───── TASK INPUT

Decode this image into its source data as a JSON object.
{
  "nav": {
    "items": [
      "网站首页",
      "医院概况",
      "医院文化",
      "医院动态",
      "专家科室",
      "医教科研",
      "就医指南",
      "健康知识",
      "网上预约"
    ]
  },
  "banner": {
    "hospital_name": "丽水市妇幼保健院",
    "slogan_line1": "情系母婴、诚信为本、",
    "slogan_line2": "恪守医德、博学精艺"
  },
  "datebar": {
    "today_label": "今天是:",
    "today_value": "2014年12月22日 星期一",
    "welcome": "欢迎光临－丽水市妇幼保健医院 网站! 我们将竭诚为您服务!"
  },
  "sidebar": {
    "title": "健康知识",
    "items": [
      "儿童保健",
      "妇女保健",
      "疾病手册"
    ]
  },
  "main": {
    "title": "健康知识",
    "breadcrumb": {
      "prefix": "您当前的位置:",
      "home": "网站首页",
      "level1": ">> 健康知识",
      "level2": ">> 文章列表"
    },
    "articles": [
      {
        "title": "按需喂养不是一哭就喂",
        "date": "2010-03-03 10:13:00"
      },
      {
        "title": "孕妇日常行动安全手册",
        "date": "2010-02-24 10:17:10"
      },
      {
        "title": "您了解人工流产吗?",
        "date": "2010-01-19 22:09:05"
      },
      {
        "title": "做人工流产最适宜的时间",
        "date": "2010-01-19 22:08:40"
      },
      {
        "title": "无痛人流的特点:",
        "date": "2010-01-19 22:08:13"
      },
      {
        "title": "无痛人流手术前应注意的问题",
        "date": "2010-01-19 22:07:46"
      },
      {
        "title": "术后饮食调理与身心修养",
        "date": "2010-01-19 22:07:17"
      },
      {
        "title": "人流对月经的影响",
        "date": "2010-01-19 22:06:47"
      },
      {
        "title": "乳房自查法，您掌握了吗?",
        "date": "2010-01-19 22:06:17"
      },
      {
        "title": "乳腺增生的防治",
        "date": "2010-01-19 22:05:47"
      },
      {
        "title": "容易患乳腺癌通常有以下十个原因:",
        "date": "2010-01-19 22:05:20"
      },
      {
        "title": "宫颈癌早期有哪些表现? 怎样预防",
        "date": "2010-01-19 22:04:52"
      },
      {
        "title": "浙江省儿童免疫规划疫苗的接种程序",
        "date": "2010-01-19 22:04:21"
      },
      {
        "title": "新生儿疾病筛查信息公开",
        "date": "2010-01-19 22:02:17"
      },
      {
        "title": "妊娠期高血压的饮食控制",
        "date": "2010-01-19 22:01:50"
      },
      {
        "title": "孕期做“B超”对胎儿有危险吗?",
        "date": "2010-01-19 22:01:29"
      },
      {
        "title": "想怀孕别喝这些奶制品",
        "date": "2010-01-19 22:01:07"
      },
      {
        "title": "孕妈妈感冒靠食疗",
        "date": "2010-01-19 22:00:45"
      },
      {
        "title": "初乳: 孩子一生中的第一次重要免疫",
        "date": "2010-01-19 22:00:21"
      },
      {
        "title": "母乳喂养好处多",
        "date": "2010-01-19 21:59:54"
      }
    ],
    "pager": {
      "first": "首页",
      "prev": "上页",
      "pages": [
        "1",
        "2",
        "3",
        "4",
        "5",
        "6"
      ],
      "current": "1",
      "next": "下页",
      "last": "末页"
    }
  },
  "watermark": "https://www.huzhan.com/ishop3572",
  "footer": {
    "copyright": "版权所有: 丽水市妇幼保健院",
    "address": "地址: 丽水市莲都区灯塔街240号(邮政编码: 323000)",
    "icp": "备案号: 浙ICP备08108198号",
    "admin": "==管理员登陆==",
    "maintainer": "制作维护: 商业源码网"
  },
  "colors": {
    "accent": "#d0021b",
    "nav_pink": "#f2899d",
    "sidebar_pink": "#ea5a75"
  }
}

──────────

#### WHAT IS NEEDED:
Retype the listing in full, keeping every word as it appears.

#### WRITTEN ANSWER:
Decode this image into its source data as a JSON object.
{
  "nav": {
    "items": [
      "网站首页",
      "医院概况",
      "医院文化",
      "医院动态",
      "专家科室",
      "医教科研",
      "就医指南",
      "健康知识",
      "网上预约"
    ]
  },
  "banner": {
    "hospital_name": "丽水市妇幼保健院",
    "slogan_line1": "情系母婴、诚信为本、",
    "slogan_line2": "恪守医德、博学精艺"
  },
  "datebar": {
    "today_label": "今天是:",
    "today_value": "2014年12月22日 星期一",
    "welcome": "欢迎光临－丽水市妇幼保健医院 网站! 我们将竭诚为您服务!"
  },
  "sidebar": {
    "title": "健康知识",
    "items": [
      "儿童保健",
      "妇女保健",
      "疾病手册"
    ]
  },
  "main": {
    "title": "健康知识",
    "breadcrumb": {
      "prefix": "您当前的位置:",
      "home": "网站首页",
      "level1": ">> 健康知识",
      "level2": ">> 文章列表"
    },
    "articles": [
      {
        "title": "按需喂养不是一哭就喂",
        "date": "2010-03-03 10:13:00"
      },
      {
        "title": "孕妇日常行动安全手册",
        "date": "2010-02-24 10:17:10"
      },
      {
        "title": "您了解人工流产吗?",
        "date": "2010-01-19 22:09:05"
      },
      {
        "title": "做人工流产最适宜的时间",
        "date": "2010-01-19 22:08:40"
      },
      {
        "title": "无痛人流的特点:",
        "date": "2010-01-19 22:08:13"
      },
      {
        "title": "无痛人流手术前应注意的问题",
        "date": "2010-01-19 22:07:46"
      },
      {
        "title": "术后饮食调理与身心修养",
        "date": "2010-01-19 22:07:17"
      },
      {
        "title": "人流对月经的影响",
        "date": "2010-01-19 22:06:47"
      },
      {
        "title": "乳房自查法，您掌握了吗?",
        "date": "2010-01-19 22:06:17"
      },
      {
        "title": "乳腺增生的防治",
        "date": "2010-01-19 22:05:47"
      },
      {
        "title": "容易患乳腺癌通常有以下十个原因:",
        "date": "2010-01-19 22:05:20"
      },
      {
        "title": "宫颈癌早期有哪些表现? 怎样预防",
        "date": "2010-01-19 22:04:52"
      },
      {
        "title": "浙江省儿童免疫规划疫苗的接种程序",
        "date": "2010-01-19 22:04:21"
      },
      {
        "title": "新生儿疾病筛查信息公开",
        "date": "2010-01-19 22:02:17"
      },
      {
        "title": "妊娠期高血压的饮食控制",
        "date": "2010-01-19 22:01:50"
      },
      {
        "title": "孕期做“B超”对胎儿有危险吗?",
        "date": "2010-01-19 22:01:29"
      },
      {
        "title": "想怀孕别喝这些奶制品",
        "date": "2010-01-19 22:01:07"
      },
      {
        "title": "孕妈妈感冒靠食疗",
        "date": "2010-01-19 22:00:45"
      },
      {
        "title": "初乳: 孩子一生中的第一次重要免疫",
        "date": "2010-01-19 22:00:21"
      },
      {
        "title": "母乳喂养好处多",
        "date": "2010-01-19 21:59:54"
      }
    ],
    "pager": {
      "first": "首页",
      "prev": "上页",
      "pages": [
        "1",
        "2",
        "3",
        "4",
        "5",
        "6"
      ],
      "current": "1",
      "next": "下页",
      "last": "末页"
    }
  },
  "watermark": "https://www.huzhan.com/ishop3572",
  "footer": {
    "copyright": "版权所有: 丽水市妇幼保健院",
    "address": "地址: 丽水市莲都区灯塔街240号(邮政编码: 323000)",
    "icp": "备案号: 浙ICP备08108198号",
    "admin": "==管理员登陆==",
    "maintainer": "制作维护: 商业源码网"
  },
  "colors": {
    "accent": "#d0021b",
    "nav_pink": "#f2899d",
    "sidebar_pink": "#ea5a75"
  }
}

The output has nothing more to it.